As with all buzzwords, impact investing can be surrounded by a bit of confusion. And, because impact investors in the Middle East can be a rare and elusive breed, misconceptions abound. With this short article, we hope to clarify some of the common myths that surround impact investing. 

Myth 1: Impact investing = philanthropy

Charity status is tricky in GCC countries, and there is no official classification for social enterprise business yet. In the spirit of innovation, some organizations tend to brand as businesses, but retain a not-for-profit or social enterprise model which generally blurs the lines for everyone. Here’s how we see it:

    1. Impact only: Organizations that are primarily focused on impact, with revenue stream coming from grants and donations. These are usually classified as charities and NGOs. 
    2. Impact first: These are revenue generating with various models including:
      1. Generating revenue from commerce + grants
      2. Generating revenue from commerce, but all profits reinvested into impact projects
      3. Generates revenue from commerce, but profits are split between re-investment and shareholder payout.
    3. Socially driven businesses: This type of business has a double focus: generating profit for its shareholders, and creating a positive social or environmental impact (often meeting needs in a developing market or focused on a socially driven problem). WOMENA investment AlemHealth is an example of this.

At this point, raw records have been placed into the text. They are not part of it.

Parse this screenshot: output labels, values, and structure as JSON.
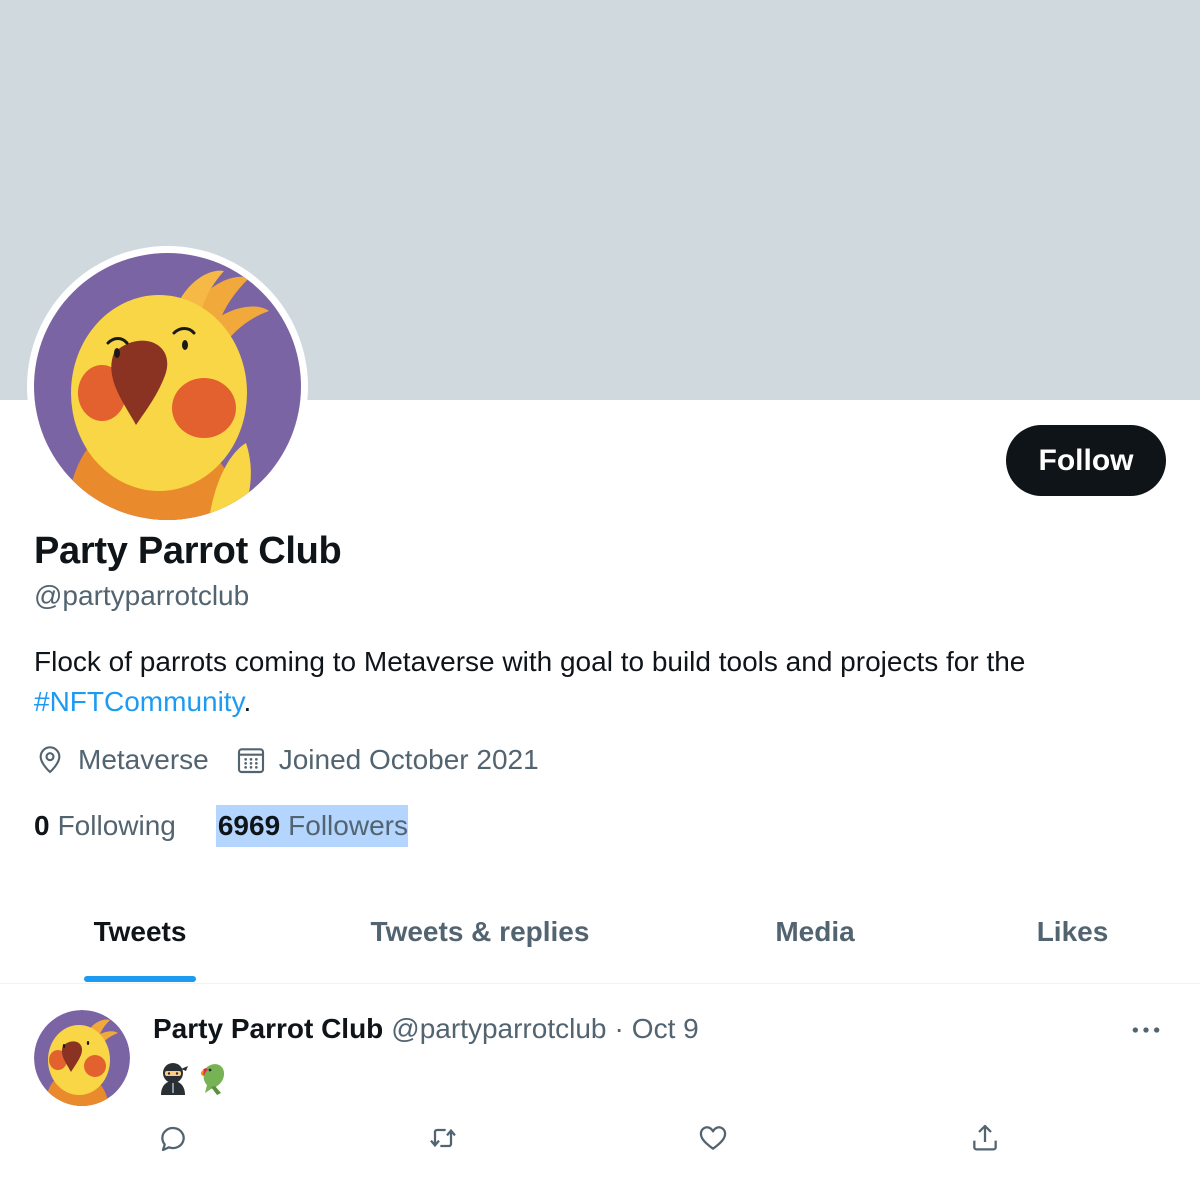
{
  "profile": {
    "display_name": "Party Parrot Club",
    "handle": "@partyparrotclub",
    "bio_text": "Flock of parrots coming to Metaverse with goal to build tools and projects for the",
    "bio_hashtag": "#NFTCommunity",
    "bio_suffix": ".",
    "location": "Metaverse",
    "joined": "Joined October 2021",
    "following_count": "0",
    "following_label": "Following",
    "followers_count": "6969",
    "followers_label": "Followers",
    "follow_button": "Follow"
  },
  "tabs": [
    {
      "label": "Tweets",
      "active": true
    },
    {
      "label": "Tweets & replies",
      "active": false
    },
    {
      "label": "Media",
      "active": false
    },
    {
      "label": "Likes",
      "active": false
    }
  ],
  "tweet": {
    "name": "Party Parrot Club",
    "handle": "@partyparrotclub",
    "separator": "·",
    "date": "Oct 9",
    "emoji_icons": [
      "ninja-emoji",
      "parrot-emoji"
    ],
    "actions": [
      "reply-icon",
      "retweet-icon",
      "like-icon",
      "share-icon"
    ]
  },
  "colors": {
    "banner": "#cfd9de",
    "accent": "#1d9bf0",
    "text_primary": "#0f1419",
    "text_secondary": "#536471",
    "avatar_bg": "#7b64a3",
    "parrot_yellow": "#f9d645",
    "parrot_cheek": "#e3612f",
    "selection_highlight": "#b4d5fe"
  },
  "icons": {
    "location": "location-pin-icon",
    "calendar": "calendar-icon",
    "more": "more-dots-icon"
  }
}
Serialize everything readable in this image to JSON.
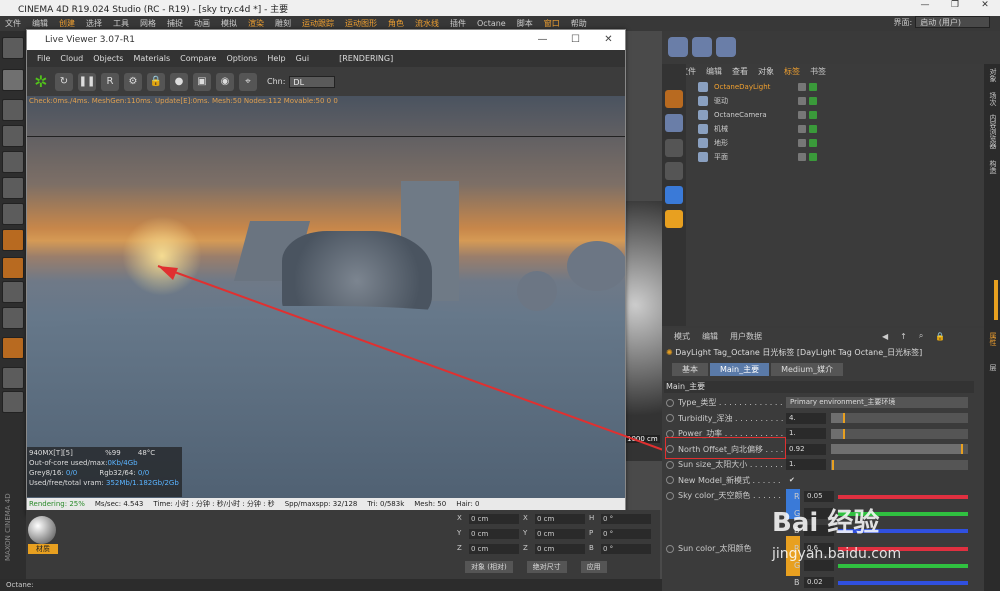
{
  "app": {
    "title": "CINEMA 4D R19.024 Studio (RC - R19) - [sky try.c4d *] - 主要",
    "window_controls": [
      "—",
      "❐",
      "✕"
    ]
  },
  "menubar": {
    "items": [
      "文件",
      "编辑",
      "创建",
      "选择",
      "工具",
      "网格",
      "捕捉",
      "动画",
      "模拟",
      "渲染",
      "雕刻",
      "运动跟踪",
      "运动图形",
      "角色",
      "流水线",
      "插件",
      "Octane",
      "脚本",
      "窗口",
      "帮助"
    ],
    "interface_label": "界面:",
    "interface_value": "启动 (用户)"
  },
  "live_viewer": {
    "title": "Live Viewer 3.07-R1",
    "window_controls": [
      "—",
      "☐",
      "✕"
    ],
    "menu": [
      "File",
      "Cloud",
      "Objects",
      "Materials",
      "Compare",
      "Options",
      "Help",
      "Gui",
      "[RENDERING]"
    ],
    "chn_label": "Chn:",
    "chn_value": "DL",
    "check_text": "Check:0ms./4ms. MeshGen:110ms. Update[E]:0ms. Mesh:50 Nodes:112 Movable:50  0 0",
    "stats": {
      "gpu": "940MX[T][5]",
      "pct": "%99",
      "temp": "48°C",
      "outofcore": "Out-of-core used/max:",
      "outofcore_val": "0Kb/4Gb",
      "grey": "Grey8/16: ",
      "grey_val": "0/0",
      "rgb": "Rgb32/64: ",
      "rgb_val": "0/0",
      "vram": "Used/free/total vram: ",
      "vram_val": "352Mb/1.182Gb/2Gb"
    },
    "status": {
      "rendering": "Rendering: 25%",
      "mssec": "Ms/sec: 4.543",
      "time": "Time: 小时 : 分钟 : 秒/小时 : 分钟 : 秒",
      "spp": "Spp/maxspp: 32/128",
      "tri": "Tri: 0/583k",
      "mesh": "Mesh: 50",
      "hair": "Hair: 0"
    },
    "progress": 0.25
  },
  "object_manager": {
    "menu": [
      "文件",
      "编辑",
      "查看",
      "对象",
      "标签",
      "书签"
    ],
    "objects": [
      {
        "name": "OctaneDayLight",
        "active": true
      },
      {
        "name": "驱动",
        "active": false
      },
      {
        "name": "OctaneCamera",
        "active": false
      },
      {
        "name": "机械",
        "active": false
      },
      {
        "name": "地形",
        "active": false
      },
      {
        "name": "平面",
        "active": false
      }
    ]
  },
  "attribute_manager": {
    "menu": [
      "模式",
      "编辑",
      "用户数据"
    ],
    "title": "DayLight Tag_Octane 日光标签 [DayLight Tag Octane_日光标签]",
    "tabs": [
      "基本",
      "Main_主要",
      "Medium_媒介"
    ],
    "active_tab": 1,
    "section": "Main_主要",
    "params": [
      {
        "label": "Type_类型 . . . . . . . . . . . . . .",
        "value": "Primary environment_主要环境",
        "kind": "select"
      },
      {
        "label": "Turbidity_浑浊 . . . . . . . . . . .",
        "value": "4.",
        "kind": "slider",
        "fill": 0.1
      },
      {
        "label": "Power_功率 . . . . . . . . . . . . . .",
        "value": "1.",
        "kind": "slider",
        "fill": 0.1
      },
      {
        "label": "North Offset_向北偏移 . . . . . . .",
        "value": "0.92",
        "kind": "slider",
        "fill": 0.96
      },
      {
        "label": "Sun size_太阳大小 . . . . . . . . .",
        "value": "1.",
        "kind": "slider",
        "fill": 0.02
      },
      {
        "label": "New Model_新模式 . . . . . . . . . .",
        "value": "✔",
        "kind": "check"
      },
      {
        "label": "Sky color_天空颜色 . . . . . . . . .",
        "value": "",
        "kind": "color"
      }
    ],
    "sky_rgb": [
      {
        "ch": "R",
        "v": "0.05"
      },
      {
        "ch": "G",
        "v": ""
      },
      {
        "ch": "B",
        "v": ""
      }
    ],
    "sun_color_label": "Sun color_太阳颜色",
    "sun_rgb": [
      {
        "ch": "R",
        "v": "0.6"
      },
      {
        "ch": "G",
        "v": ""
      },
      {
        "ch": "B",
        "v": "0.02"
      }
    ]
  },
  "coordinates": {
    "rows": [
      {
        "a": "X",
        "av": "0 cm",
        "b": "X",
        "bv": "0 cm",
        "c": "H",
        "cv": "0 °"
      },
      {
        "a": "Y",
        "av": "0 cm",
        "b": "Y",
        "bv": "0 cm",
        "c": "P",
        "cv": "0 °"
      },
      {
        "a": "Z",
        "av": "0 cm",
        "b": "Z",
        "bv": "0 cm",
        "c": "B",
        "cv": "0 °"
      }
    ],
    "mode1": "对象 (相对)",
    "mode2": "绝对尺寸",
    "apply": "应用"
  },
  "viewport_readout": "1000 cm",
  "material": {
    "label": "材质"
  },
  "statusbar": {
    "text": "Octane:"
  },
  "branding": {
    "maxon": "MAXON CINEMA 4D"
  },
  "watermark": {
    "baidu": "Bai 经验",
    "url": "jingyan.baidu.com"
  },
  "right_tabs": [
    "对象",
    "场次",
    "内容浏览器",
    "构造",
    "属性",
    "层"
  ],
  "colors": {
    "accent": "#e8a020",
    "highlight_box": "#e03030",
    "arrow": "#e03030"
  }
}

As angel investors, we are interested in funding companies that fall into the last category. Thus, we will evaluate your startup as a business, and we will expect to make a profit off of our investment. In contrast to venture philanthropy, impact investing is a much longer play, with investors seeking exits and returns similar to venture investing.

Source: EVPA

Myth 2: Impact investing = high risk & low dividends

To bust this myth, we turn to a recent report by Morgan Stanley. The report, which surveys over 10,000 equity mutual funds from 2008 – 2015, shows that sustainable investing funds have actually met or exceeded the median returns of traditional equity funds and had lower volatility. 72% of socially driven businesses surveyed offered above average profitability.

Even more interesting, is the rapid increase of impact investments. In 2012 impact investments made up, $1 of every $9 invested. In 2014, this number increased to $1 out of $6, amounting to nearly $6.57 trillion in investments.

And who is driving this increase?

You guessed it! Women & millennials!

Another Morgan Stanley report showed that 3/4th of women surveyed were interested in impact investments, and millennials were twice as likely to invest in an opportunity if there was a positive social outcome attached the business.

In summary, impact investors are on the rise, and we’re looking for profitable, high-growth companies that create a positive impact in the world around them. If that sounds like you, send us your pitch deck! If you’re interested in knowing more about this subject, don’t miss the ‘Investors Panel’ on May 16th at Ta’atheer 2017!